At the 43rd Annual Scientific Meeting of South Pacific Underwater Medical Society going on May 18 – 25, 2014, a key theme is PFO and diving. The keynote speaker is Dr. Peter Wilmshurst, the cardiologist and diving physician who first described the association between PFO and decompression sickness in 1986. Here, he presented his findings in several hundred cases of DCS. His insight into this problem is most valuable and we are looking forward to the publication of a synthesis of his findings.
Others presented personal experience of PFO closure, diving with persistent PFO, cases of postdive vertigo associated with PFO, and more. At the end, there will be a discussion with the goal of producing the SPUMS position paper about PFO and diving.

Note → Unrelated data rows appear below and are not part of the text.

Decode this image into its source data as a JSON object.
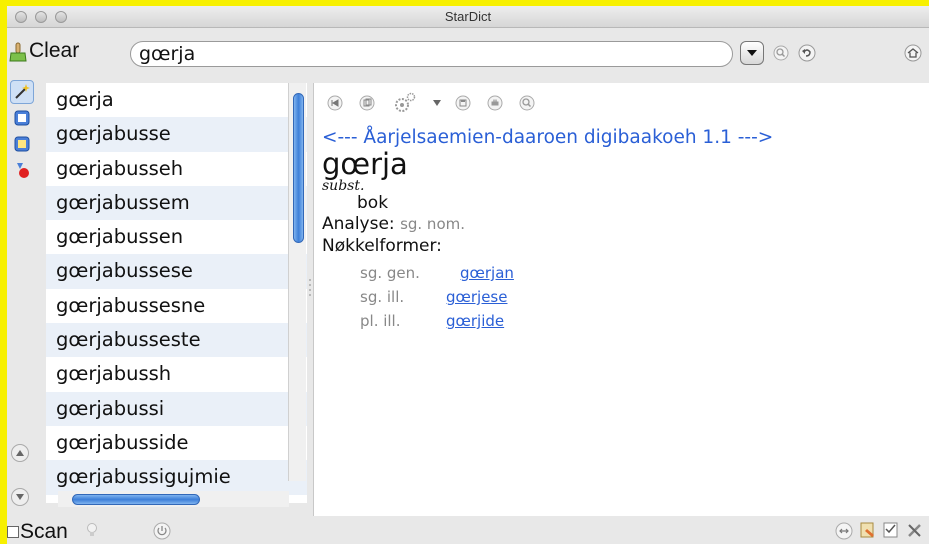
{
  "window": {
    "title": "StarDict"
  },
  "search": {
    "clear_label": "Clear",
    "value": "gœrja"
  },
  "word_list": [
    "gœrja",
    "gœrjabusse",
    "gœrjabusseh",
    "gœrjabussem",
    "gœrjabussen",
    "gœrjabussese",
    "gœrjabussesne",
    "gœrjabusseste",
    "gœrjabussh",
    "gœrjabussi",
    "gœrjabusside",
    "gœrjabussigujmie"
  ],
  "entry": {
    "dictionary": "<--- Åarjelsaemien-daaroen digibaakoeh 1.1 --->",
    "headword": "gœrja",
    "pos": "subst.",
    "meaning": "bok",
    "analysis_label": "Analyse:",
    "analysis_value": "sg. nom.",
    "key_forms_label": "Nøkkelformer:",
    "forms": [
      {
        "tag": "sg. gen.",
        "word": "gœrjan"
      },
      {
        "tag": "sg. ill.",
        "word": "gœrjese"
      },
      {
        "tag": "pl. ill.",
        "word": "gœrjide"
      }
    ]
  },
  "bottom": {
    "scan_label": "Scan"
  },
  "colors": {
    "frame": "#f7f000",
    "link": "#2a5fd6",
    "stripe": "#eaf0f8",
    "scroll_thumb": "#3d7fd8"
  }
}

We presented on DAN’s ongoing prospective study that aims to establish who is better off: divers with PFO who continue diving conservatively or divers who undergo closure of their PFO before returning to diving. As the association of PFO and DCS seem unquestionable (this is not to imply that the causation is straightforward), the relationship between the two remains probabilistic; not all divers with PFO get DCS. Indeed, about 5% of all divers are likely to experience some symptoms of DCS in their lifetime and not all of them have PFO. About 15% of divers have a significantly large PFO, but not all of them get DCS.
Thus, for divers who are eventually diagnosed with PFO and want to continue diving, the question remains which risk is greater—the possibility of a DCS hit or the risk of side effects associated with the closure. If it is found that the two risks are comparable, the question to ask concerned divers: What is more acceptable a) the known risk of DCS, which can be mitigated with conservative practices or retirement from the sport or b) the risk of adverse events associated with an implant in your heart for the rest of your life?
Post written by: Petar Denoble, MD, D.Sc.